Comparing tracer gas sampling methods in underground mines using solid-phase microextraction (SPME) fibers
, 2011, Vol. 63, No. 6, pp. 109-114
Patterson, R.; Jackson, K.; Luxbacher, K.; McNair, H.; Boggess, R.

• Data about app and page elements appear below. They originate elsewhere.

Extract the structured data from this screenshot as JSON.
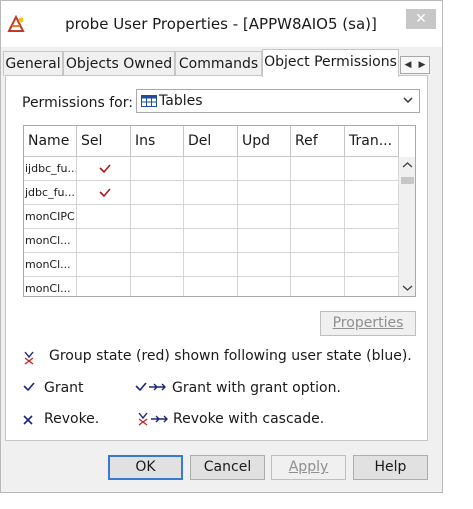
{
  "window": {
    "title": "probe User Properties - [APPW8AIO5 (sa)]",
    "close_glyph": "✕"
  },
  "tabs": [
    {
      "label": "General",
      "active": false
    },
    {
      "label": "Objects Owned",
      "active": false
    },
    {
      "label": "Commands",
      "active": false
    },
    {
      "label": "Object Permissions",
      "active": true
    }
  ],
  "tab_scroll": {
    "left": "◀",
    "right": "▶"
  },
  "permissions_for": {
    "label": "Permissions for:",
    "selected": "Tables",
    "icon": "table-icon"
  },
  "grid": {
    "columns": [
      "Name",
      "Sel",
      "Ins",
      "Del",
      "Upd",
      "Ref",
      "Tran..."
    ],
    "rows": [
      {
        "name": "ijdbc_fu...",
        "sel": true,
        "ins": false,
        "del": false,
        "upd": false,
        "ref": false,
        "tran": false
      },
      {
        "name": "jdbc_fu...",
        "sel": true,
        "ins": false,
        "del": false,
        "upd": false,
        "ref": false,
        "tran": false
      },
      {
        "name": "monCIPC",
        "sel": false,
        "ins": false,
        "del": false,
        "upd": false,
        "ref": false,
        "tran": false
      },
      {
        "name": "monCl...",
        "sel": false,
        "ins": false,
        "del": false,
        "upd": false,
        "ref": false,
        "tran": false
      },
      {
        "name": "monCl...",
        "sel": false,
        "ins": false,
        "del": false,
        "upd": false,
        "ref": false,
        "tran": false
      },
      {
        "name": "monCl...",
        "sel": false,
        "ins": false,
        "del": false,
        "upd": false,
        "ref": false,
        "tran": false
      }
    ]
  },
  "properties_button": "Properties",
  "legend": {
    "group_state": "Group state (red) shown following user state (blue).",
    "grant": "Grant",
    "grant_with_option": "Grant with grant option.",
    "revoke": "Revoke.",
    "revoke_cascade": "Revoke with cascade."
  },
  "buttons": {
    "ok": "OK",
    "cancel": "Cancel",
    "apply": "Apply",
    "help": "Help"
  },
  "colors": {
    "check_red": "#b01818",
    "legend_blue": "#1a237e",
    "legend_red": "#c62828",
    "accent": "#3a78d6"
  }
}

Tracer gas sampling methods are useful for monitoring ventilation systems, especially in remote or inaccessible areas, and can be utilized for analysis of the ventilation system immediately following a mine emergency. However, the success of this technique is largely dependent on the accuracy of release and sampling methods. Analysis of sampling methods is crucial for rapid response and dependable results during emergencies. For the purpose of this study, four well-accepted sampling techniques currently used in the mining industry were compared using solid-phase microextraction (SPME) fibers with sulfur hexafluoride (SF6), an industry standard, as the tracer gas. Current sample collection techniques include plastic syringes, glass syringes, Tedlar bags and vacutainers. SPME fibers are used in a variety of industries, from forensics to environmental sampling, and are a solventless method of sampling analytes. To analyze these sampling methods, samples were taken from a 0.01% standard mixture of SF6 and nitrogen and analyzed using electron capture gas chromatography. A relative standard error of less than 10% validated results to compare the accuracy of various methods. The technical and practical issues surrounding each sampling method were also observed and discussed.